Samsung and Seagate weren't second to the terabyte market, as announced earlier this year; rather it was Western Digital, with a radically changed product concept. The Caviar GP, which stands for Green Power, only operates at slightly more than 5,400 RPM, but cuts hard drive power consumption in half. Despite the lower speed it performs adequately, and the Caviar GP drives are now available as RAID Edition models that have been validated for 24/7 operation. Unlike Hitachi's five-platter Deskstar 7K1000, which is also available as a 24/7 Ultrastar A7K1000, the WD drives are based on only four platters. This is the foundation for the Caviar GP's higher data transfer rates; despite its lower rotation speed, the WD drive is not far behind its competitors.
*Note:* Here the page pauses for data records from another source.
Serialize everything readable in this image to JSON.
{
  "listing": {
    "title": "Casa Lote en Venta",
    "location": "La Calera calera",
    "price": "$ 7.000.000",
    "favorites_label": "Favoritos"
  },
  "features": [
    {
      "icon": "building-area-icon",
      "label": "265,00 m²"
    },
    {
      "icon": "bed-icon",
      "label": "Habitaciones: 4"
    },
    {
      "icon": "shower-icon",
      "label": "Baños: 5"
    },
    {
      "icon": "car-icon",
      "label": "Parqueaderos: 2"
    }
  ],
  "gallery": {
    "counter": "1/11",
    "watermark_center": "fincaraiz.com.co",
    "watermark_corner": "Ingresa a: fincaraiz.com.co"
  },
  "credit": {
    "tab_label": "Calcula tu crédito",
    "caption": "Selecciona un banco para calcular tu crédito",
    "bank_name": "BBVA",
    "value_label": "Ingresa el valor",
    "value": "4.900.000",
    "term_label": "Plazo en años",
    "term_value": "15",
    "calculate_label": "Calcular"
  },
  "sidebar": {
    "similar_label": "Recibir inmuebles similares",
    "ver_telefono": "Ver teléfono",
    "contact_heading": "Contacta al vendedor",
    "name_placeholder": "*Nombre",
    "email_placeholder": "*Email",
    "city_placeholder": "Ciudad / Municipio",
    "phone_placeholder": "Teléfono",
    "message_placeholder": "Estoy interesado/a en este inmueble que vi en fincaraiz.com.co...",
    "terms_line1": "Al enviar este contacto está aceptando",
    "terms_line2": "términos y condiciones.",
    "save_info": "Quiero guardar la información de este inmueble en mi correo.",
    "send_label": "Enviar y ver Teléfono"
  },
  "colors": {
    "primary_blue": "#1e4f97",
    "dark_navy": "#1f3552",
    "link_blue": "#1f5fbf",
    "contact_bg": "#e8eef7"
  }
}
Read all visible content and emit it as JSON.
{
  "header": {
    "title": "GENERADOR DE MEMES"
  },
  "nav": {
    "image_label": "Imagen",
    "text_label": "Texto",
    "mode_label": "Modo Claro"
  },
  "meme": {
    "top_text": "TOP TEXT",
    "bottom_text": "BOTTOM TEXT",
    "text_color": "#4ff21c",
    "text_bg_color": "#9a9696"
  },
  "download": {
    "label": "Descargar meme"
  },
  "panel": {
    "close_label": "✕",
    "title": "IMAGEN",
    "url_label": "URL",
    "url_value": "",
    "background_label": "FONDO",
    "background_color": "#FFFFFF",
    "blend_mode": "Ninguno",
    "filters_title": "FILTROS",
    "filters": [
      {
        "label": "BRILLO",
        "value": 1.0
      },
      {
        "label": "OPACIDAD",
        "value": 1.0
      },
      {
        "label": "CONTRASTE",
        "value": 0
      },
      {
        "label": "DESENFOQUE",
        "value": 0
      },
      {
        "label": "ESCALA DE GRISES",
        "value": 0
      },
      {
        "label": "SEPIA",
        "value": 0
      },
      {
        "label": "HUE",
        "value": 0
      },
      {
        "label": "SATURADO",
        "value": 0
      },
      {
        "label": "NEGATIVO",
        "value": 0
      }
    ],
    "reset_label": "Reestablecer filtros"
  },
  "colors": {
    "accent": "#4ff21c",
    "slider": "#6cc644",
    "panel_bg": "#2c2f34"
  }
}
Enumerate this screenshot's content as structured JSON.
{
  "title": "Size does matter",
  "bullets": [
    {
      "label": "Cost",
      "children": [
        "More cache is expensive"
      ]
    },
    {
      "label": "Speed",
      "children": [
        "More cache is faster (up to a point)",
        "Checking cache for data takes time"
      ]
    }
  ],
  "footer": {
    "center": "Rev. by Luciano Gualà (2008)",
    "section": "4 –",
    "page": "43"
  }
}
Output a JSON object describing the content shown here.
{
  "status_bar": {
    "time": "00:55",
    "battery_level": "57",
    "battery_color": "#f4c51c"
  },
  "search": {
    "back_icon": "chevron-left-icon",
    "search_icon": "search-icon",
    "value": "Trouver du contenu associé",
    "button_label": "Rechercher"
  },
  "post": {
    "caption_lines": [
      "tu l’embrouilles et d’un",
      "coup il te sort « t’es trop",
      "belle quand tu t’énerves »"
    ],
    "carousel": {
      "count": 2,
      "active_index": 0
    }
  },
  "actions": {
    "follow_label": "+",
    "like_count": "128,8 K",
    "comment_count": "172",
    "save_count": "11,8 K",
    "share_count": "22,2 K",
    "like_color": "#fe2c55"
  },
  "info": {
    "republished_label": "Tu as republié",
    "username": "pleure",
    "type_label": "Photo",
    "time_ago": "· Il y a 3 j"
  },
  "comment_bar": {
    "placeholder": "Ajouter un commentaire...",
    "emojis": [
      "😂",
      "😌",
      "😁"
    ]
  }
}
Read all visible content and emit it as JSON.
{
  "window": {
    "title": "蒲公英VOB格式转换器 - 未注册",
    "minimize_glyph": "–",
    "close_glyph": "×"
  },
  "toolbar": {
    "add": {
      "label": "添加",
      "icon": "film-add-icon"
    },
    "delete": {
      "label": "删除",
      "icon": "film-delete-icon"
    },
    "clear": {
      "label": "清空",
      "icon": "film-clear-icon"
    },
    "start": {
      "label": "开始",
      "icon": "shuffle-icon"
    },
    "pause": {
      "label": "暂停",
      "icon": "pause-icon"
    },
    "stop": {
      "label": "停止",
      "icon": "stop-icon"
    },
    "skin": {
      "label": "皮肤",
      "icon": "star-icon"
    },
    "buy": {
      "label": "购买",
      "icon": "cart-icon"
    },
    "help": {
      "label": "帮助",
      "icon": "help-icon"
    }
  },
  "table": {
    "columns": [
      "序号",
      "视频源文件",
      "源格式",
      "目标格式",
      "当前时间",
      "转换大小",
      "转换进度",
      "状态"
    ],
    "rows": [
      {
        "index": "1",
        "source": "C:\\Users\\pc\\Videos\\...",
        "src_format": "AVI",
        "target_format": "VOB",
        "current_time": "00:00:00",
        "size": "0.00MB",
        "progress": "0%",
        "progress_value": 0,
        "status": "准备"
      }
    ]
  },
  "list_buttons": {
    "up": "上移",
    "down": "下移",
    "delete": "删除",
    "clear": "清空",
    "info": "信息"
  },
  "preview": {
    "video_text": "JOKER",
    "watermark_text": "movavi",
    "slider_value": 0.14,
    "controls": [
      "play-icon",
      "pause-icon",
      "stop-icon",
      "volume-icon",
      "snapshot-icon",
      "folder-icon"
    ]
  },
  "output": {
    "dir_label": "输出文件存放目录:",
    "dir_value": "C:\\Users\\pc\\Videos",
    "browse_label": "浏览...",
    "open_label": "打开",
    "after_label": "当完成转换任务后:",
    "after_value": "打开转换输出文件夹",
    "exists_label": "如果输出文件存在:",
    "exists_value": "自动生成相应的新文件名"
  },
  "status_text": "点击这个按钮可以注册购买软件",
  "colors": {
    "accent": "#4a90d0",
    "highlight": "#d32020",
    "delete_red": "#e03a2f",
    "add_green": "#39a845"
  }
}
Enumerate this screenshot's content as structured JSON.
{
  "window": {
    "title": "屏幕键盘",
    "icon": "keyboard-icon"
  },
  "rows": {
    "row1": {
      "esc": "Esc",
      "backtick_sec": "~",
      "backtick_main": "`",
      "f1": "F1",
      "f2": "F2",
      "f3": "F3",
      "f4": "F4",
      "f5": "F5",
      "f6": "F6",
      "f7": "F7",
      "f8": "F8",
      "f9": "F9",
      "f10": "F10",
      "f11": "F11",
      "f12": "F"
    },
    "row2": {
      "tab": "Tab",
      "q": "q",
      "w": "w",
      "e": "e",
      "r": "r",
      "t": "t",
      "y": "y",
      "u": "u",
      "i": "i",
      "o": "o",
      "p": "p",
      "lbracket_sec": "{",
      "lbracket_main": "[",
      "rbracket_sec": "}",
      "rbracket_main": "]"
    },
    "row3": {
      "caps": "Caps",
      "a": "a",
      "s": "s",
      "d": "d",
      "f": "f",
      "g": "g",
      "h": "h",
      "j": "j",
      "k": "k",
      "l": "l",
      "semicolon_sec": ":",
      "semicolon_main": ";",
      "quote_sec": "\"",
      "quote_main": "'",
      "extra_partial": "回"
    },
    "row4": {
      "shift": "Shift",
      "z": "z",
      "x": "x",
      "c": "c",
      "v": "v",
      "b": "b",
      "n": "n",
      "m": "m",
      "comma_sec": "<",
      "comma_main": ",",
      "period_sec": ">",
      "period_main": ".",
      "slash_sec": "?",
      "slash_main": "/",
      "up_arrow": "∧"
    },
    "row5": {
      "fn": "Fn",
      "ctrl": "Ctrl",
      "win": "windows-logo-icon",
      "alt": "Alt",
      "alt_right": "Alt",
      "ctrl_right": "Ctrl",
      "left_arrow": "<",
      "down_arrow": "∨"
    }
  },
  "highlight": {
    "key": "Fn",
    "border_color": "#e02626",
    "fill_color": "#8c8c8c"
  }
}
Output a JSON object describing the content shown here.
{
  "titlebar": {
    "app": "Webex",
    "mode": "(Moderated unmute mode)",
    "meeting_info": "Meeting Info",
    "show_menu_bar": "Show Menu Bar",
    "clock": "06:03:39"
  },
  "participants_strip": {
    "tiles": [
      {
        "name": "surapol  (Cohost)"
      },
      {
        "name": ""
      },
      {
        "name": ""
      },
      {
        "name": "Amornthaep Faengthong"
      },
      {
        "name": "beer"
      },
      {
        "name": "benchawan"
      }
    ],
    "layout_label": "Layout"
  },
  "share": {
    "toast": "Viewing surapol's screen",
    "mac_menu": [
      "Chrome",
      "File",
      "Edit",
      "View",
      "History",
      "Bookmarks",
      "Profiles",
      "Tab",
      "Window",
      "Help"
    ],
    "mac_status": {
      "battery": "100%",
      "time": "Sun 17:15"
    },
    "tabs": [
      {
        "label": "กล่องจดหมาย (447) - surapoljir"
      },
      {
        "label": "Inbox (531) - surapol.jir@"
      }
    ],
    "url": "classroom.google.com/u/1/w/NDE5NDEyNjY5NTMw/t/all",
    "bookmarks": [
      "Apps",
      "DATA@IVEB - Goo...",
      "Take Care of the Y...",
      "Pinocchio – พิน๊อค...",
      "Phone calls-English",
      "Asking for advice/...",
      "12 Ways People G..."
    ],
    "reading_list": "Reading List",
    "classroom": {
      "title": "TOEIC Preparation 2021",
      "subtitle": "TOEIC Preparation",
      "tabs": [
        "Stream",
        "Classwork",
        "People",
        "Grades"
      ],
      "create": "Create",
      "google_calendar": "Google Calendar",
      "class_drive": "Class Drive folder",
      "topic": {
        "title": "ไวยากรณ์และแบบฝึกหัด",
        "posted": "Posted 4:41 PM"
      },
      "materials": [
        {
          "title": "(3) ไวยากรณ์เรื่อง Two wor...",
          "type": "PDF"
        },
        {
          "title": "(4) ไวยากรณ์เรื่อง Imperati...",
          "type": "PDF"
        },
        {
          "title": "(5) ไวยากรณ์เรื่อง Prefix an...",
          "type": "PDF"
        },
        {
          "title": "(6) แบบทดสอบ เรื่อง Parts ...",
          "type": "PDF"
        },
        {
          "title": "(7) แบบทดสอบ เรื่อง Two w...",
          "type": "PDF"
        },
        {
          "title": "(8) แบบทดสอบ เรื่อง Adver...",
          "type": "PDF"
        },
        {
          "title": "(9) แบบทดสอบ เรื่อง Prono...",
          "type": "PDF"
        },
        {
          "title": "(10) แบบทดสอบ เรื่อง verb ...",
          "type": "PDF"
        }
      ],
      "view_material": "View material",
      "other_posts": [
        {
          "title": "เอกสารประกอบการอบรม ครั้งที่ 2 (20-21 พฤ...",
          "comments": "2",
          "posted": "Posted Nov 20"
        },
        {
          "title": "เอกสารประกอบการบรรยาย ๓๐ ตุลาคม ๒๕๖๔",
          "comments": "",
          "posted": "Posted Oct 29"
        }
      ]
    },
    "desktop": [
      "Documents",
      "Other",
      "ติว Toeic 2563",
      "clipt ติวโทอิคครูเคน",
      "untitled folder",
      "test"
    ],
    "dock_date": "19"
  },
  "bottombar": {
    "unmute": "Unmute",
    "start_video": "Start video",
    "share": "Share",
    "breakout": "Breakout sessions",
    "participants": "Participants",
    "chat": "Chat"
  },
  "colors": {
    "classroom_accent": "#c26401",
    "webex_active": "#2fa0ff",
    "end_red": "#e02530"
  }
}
The third and to date fastest 3.5" terabyte hard drive is Seagate's Barracuda 7200.11. It came later than expected, but it has also been the fastest 3.5" SATA drive thus far. It is also based on four platters, like the WD Caviar GP, but thanks to the full speed 7,200 RPM spindle, it breaks the 100 MB/s line. Its access time of only 12.7 ms is also the quickest of all four terabyte drives.
Samsung had announced that it wanted to pursue a three-platter design with its terabyte drive. While this was expected to deliver even higher data transfer rates, it would also enable the Korean mega-company to deliver single-platter hard drives at up to 320 GB. As a consequence, Samsung is now in a position to offer such a capacity with minimal material and production costs, while the other hard drive manufacturers cannot offer more than 250 GB on a single platter. These drives are largely uninteresting for enthusiasts, but they are crucial for business PCs, where due to purchase quantities, cost is a major issue.
If you now think that it could be easy for Samsung to put a fourth or maybe even a fifth platter into this design to create 1.2 and 1.5 TB hard drives, I have to disappoint you. While other hard drive families utilize platters that are 50 mil (thousandths of inches) thick, the Spinpoint F1 runs on 68 mil platters. For this reason, it's physically difficult to simply add a fourth platter to the stack. The thicker platters are used to increase resistance against vibration.